[RECORDS FOR THE EXERCISE]

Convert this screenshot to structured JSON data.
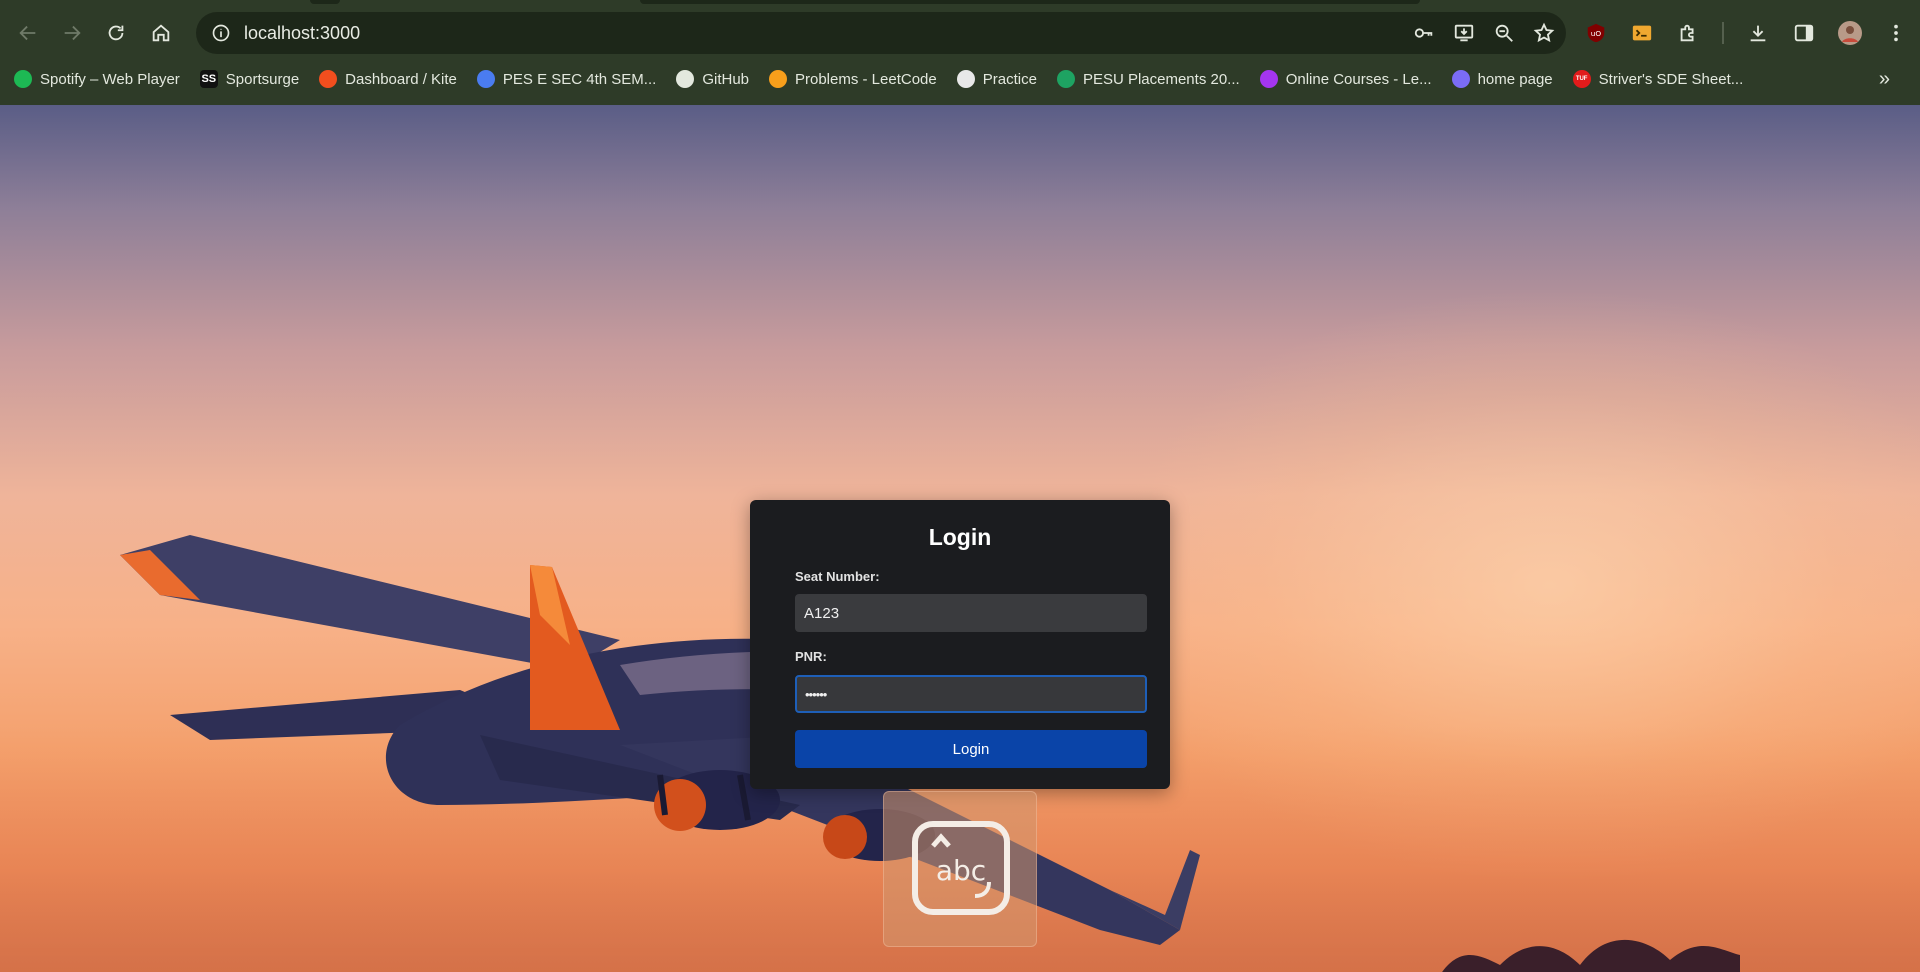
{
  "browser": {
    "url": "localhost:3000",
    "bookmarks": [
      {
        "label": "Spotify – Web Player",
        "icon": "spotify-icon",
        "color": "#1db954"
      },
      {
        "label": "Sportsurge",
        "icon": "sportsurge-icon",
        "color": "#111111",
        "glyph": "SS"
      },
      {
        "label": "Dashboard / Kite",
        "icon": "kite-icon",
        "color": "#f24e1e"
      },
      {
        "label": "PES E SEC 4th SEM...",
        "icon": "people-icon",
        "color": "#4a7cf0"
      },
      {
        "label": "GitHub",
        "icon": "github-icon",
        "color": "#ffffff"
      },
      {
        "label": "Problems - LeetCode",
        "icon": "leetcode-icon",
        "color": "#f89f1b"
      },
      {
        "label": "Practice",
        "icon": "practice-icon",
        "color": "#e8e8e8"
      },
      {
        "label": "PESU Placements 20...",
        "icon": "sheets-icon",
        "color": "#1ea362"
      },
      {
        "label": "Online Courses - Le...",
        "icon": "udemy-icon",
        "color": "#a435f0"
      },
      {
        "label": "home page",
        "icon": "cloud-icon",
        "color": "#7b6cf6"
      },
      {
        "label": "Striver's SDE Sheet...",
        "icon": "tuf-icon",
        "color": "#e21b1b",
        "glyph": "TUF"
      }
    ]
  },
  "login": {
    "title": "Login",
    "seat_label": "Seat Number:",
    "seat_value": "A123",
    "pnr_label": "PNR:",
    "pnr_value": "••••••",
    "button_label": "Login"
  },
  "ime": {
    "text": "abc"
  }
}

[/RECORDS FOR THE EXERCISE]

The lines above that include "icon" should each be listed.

◆ SOLUTION FOR THIS EXERCISE ◆
        "icon": "spotify-icon",
        "icon": "sportsurge-icon",
        "icon": "kite-icon",
        "icon": "people-icon",
        "icon": "github-icon",
        "icon": "leetcode-icon",
        "icon": "practice-icon",
        "icon": "sheets-icon",
        "icon": "udemy-icon",
        "icon": "cloud-icon",
        "icon": "tuf-icon",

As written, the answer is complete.